Sustainability, of course, is so much more than a trendy mandate. But when it comes to other travel trends, what is one that you wish would go away?

The way I like to look at travel is that it’s something that is such a powerful impact in all of our lives. The greatest opportunity to engage with people who want that voyage of discovery. “Wanderlust” still inspires me and the one thing I worry about is “wonderlost.” A lot of wonderlost has been driven by the excessive availability of information so that people don’t know what’s genuine anymore and it’s taken away a bit of travel’s beauty. 

What is Trafalgar doing to make sure that travel maintains its beauty and shine?

Well if you asked me what I am most proud of for Tragalfar, it’s that we no longer run ‘group tours.’ In fact, I remember my epiphany moment: in 2009, I joined a trip to Britain and Ireland. We were leaving London and I found that one gentleman was so knowledgeable about history - really detailed history of the country, just fascinating - but no one on the tour was listening to him. I realised we had to change. We were already bringing together like-minded travellers with common interests, but we could do more to celebrate it. It ceased to be about the size of the group and becomes about how the power of each individual’s experience can be leveraged. 

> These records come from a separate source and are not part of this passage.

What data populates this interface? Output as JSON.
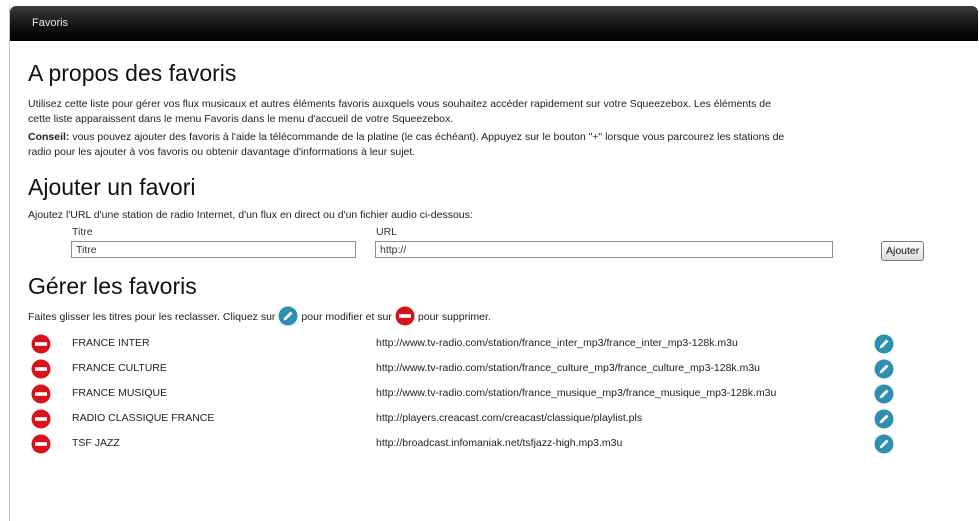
{
  "window": {
    "title": "Favoris"
  },
  "about": {
    "heading": "A propos des favoris",
    "paragraph1": "Utilisez cette liste pour gérer vos flux musicaux et autres éléments favoris auxquels vous souhaitez accéder rapidement sur votre Squeezebox. Les éléments de",
    "paragraph1b": "cette liste apparaissent dans le menu Favoris dans le menu d'accueil de votre Squeezebox.",
    "tip_label": "Conseil:",
    "tip_text": " vous pouvez ajouter des favoris à l'aide la télécommande de la platine (le cas échéant). Appuyez sur le bouton \"+\" lorsque vous parcourez les stations de",
    "tip_text2": "radio pour les ajouter à vos favoris ou obtenir davantage d'informations à leur sujet."
  },
  "add": {
    "heading": "Ajouter un favori",
    "instructions": "Ajoutez l'URL d'une station de radio Internet, d'un flux en direct ou d'un fichier audio ci-dessous:",
    "title_label": "Titre",
    "title_value": "Titre",
    "url_label": "URL",
    "url_value": "http://",
    "add_button": "Ajouter"
  },
  "manage": {
    "heading": "Gérer les favoris",
    "hint_before": "Faites glisser les titres pour les reclasser. Cliquez sur",
    "hint_middle": "pour modifier et sur",
    "hint_after": "pour supprimer.",
    "items": [
      {
        "name": "FRANCE INTER",
        "url": "http://www.tv-radio.com/station/france_inter_mp3/france_inter_mp3-128k.m3u"
      },
      {
        "name": "FRANCE CULTURE",
        "url": "http://www.tv-radio.com/station/france_culture_mp3/france_culture_mp3-128k.m3u"
      },
      {
        "name": "FRANCE MUSIQUE",
        "url": "http://www.tv-radio.com/station/france_musique_mp3/france_musique_mp3-128k.m3u"
      },
      {
        "name": "RADIO CLASSIQUE FRANCE",
        "url": "http://players.creacast.com/creacast/classique/playlist.pls"
      },
      {
        "name": "TSF JAZZ",
        "url": "http://broadcast.infomaniak.net/tsfjazz-high.mp3.m3u"
      }
    ]
  },
  "colors": {
    "delete_icon": "#d8121b",
    "edit_icon": "#2f8fb0",
    "titlebar": "#111111"
  }
}
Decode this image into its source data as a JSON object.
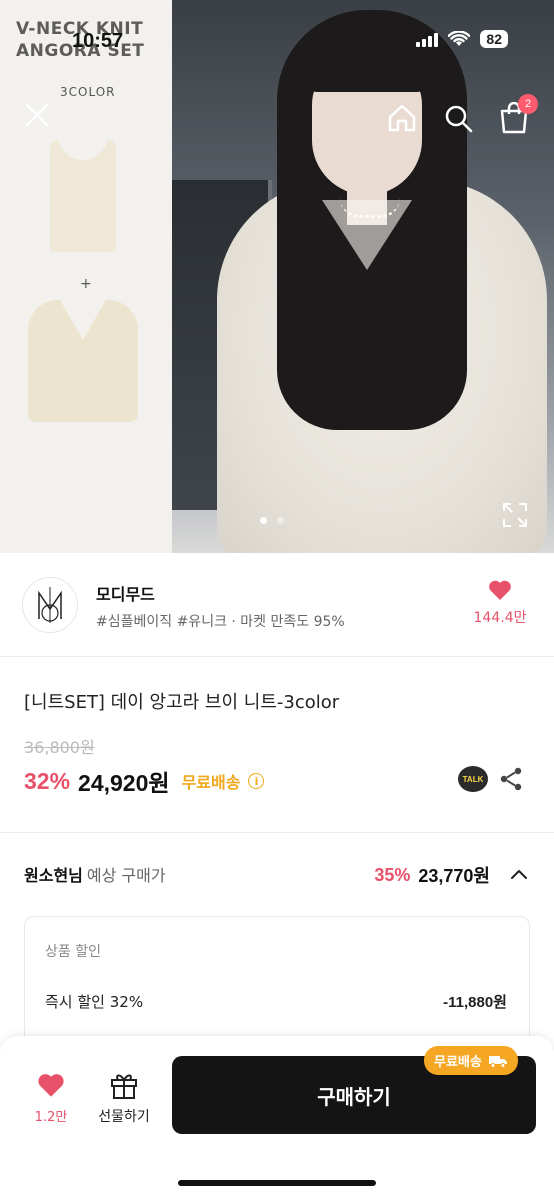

We train our guides to look at every guest as an individual to make sure they understand why that guest is here, why they wanted to see this destination, what they want to get out of it. Some of the most powerful, touching moments are from individual, personalised things we do for our guests. 

Now let’s talk about you and your own travel habits. What’s one destination you never get sick of visiting? 

It’s different for different types of travel. For the food, the people, the culture, it’s Italy. For a destination that fundamentally moves my travel soul, it’s the bush of Africa, where you can see nature the way it’s intended. But for me to unwind, I need to be hugely active. So the one place that relaxes me more than anywhere else in the world is the Swiss Alps. I’m a very adventurous snowboarder - I’ll disappear, hike for days, and it’s at altitude that I’ll have my most creative ideas!

Trafalgar Switzerland

Trafalgar takes on Switzerland

One last question: you’ve travelled everywhere… but is there anywhere you haven’t been? 

I have never been to Vietnam. I’ve tried to get there but things come up. And I’m currently making plans to be there… so hold that space!